LATE LAST MAY, a full eleven months after Lars Nittve, Tate Modern's first director, announced his resignation, the Spaniard Vicente Todoli was named as his replacement. The London press, having had ample time to prepare, welcomed him in typically raucous fashion. STOOGE OR VISIONARY? TATE MODERN'S NEW BOSS, read the Times of London headline. In the Guardian, culture correspondent Maev Kennedy added her own acid commentary: "Everyone in the art world knew the job description should have read 'wanted, candidate to run Tate Modern and stand up to Sir Nicholas Serota.'" Serota, often called the most powerful man in British culture, oversees the quartet of Tate museums in London, Liverpool, and St. Ives.
Amid such cheering words, Todoli, 44, the founding director, in 1996, of the Museu Serralves in Porto, Portugal, takes up his new post this January--and he does so at a moment of extraordinary transition for the Tate as a whole. With the recent resignations of Jeremy Lewison and Sandy Nairne, the institution's directors of collections and programs, respectively; struggling attendance; and mounting financial pressures, including diminished government funding that may be frozen at its current level of about $43 million per annum, Serota's museums are, in his decorous words, "evolving. These are not easy times, but they are exciting ones."
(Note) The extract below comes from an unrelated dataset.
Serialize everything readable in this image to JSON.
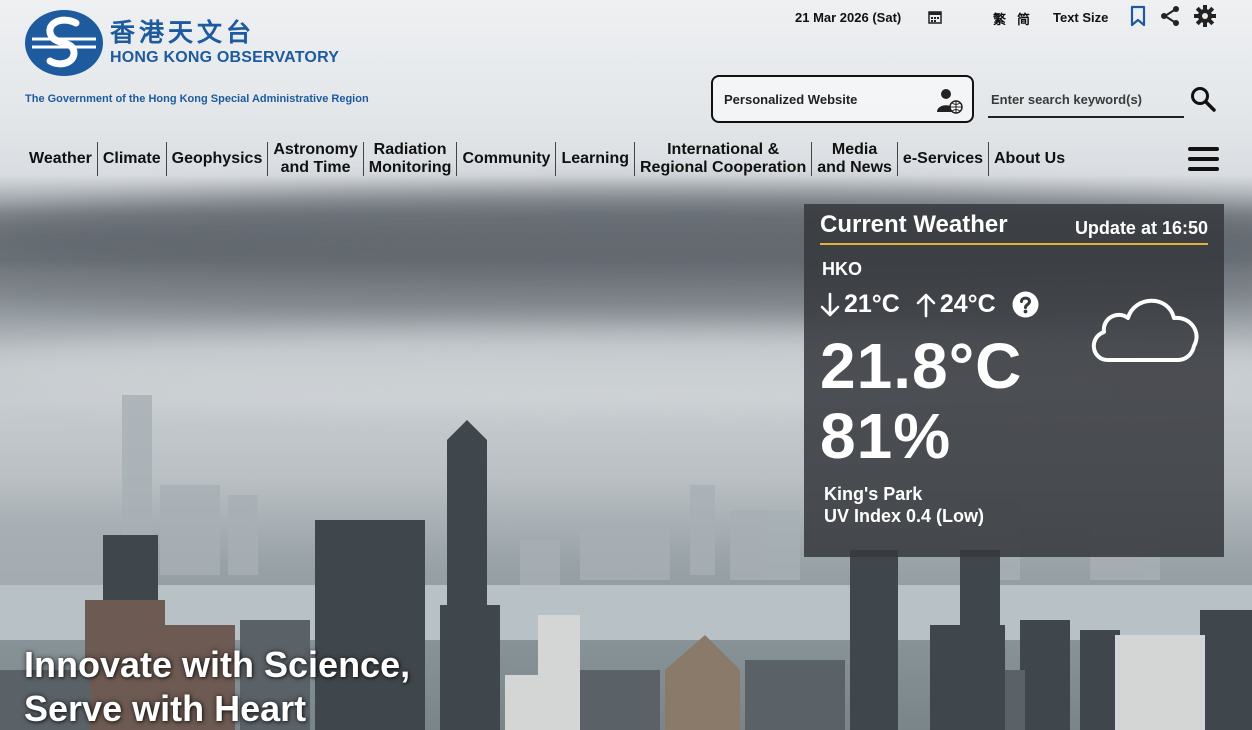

Todoli was one of four finalists for the directorship. When asked to confirm the shortlist, Nadine Thompson, head of the Tate's press office, stated that she would only respond if the names were incorrect. There was no such reply. Two candidates repeatedly mentioned by independent sources are Richard Calvocoressi, director of the Scottish National Gallery of Modern Art in Edinburgh, and Paul Schimmel, chief curator of the Museum of Contemporary Art in Los Angeles. Calvocoressi admitted his candidacy happily, while Schimmel demurred through his assistant to say, "No comment, and there is no basis for this whatsoever." The name of the fourth candidate, a senior London-based art figure whose job, it has been said, could be imperiled by exposure, has been withheld.
In conversation, the winner from that shortlist is quick-witted and forceful. Asked about working with so hands-on a boss as Serota, Todoli replies in his rapid-fire, heavily accented English: "I have known Nick closely since the late '80s, and I have no doubt I can work with him and the team. The ego is not important, the action is. If I thought Nick would micromanage, I would not have considered the job. This must be about trust, and I trust Nick." That is a remarkable leap of faith considering Serota's much documented record as a brilliant director challenged only by the notion of laissez-faire management.
Todoli, a native Valencian, won a Fulbright Fellowship to study art history at Yale in the early '80s and then went on to the Graduate Center of the City University of New York and the Independent Study Program at the Whitney Museum. From 1986 to 1996, he served as artistic director of Spain's Instituto Valenciano de Arte Moderno (IVAM) and quickly established both himself and the institution as rising players on the European scene. …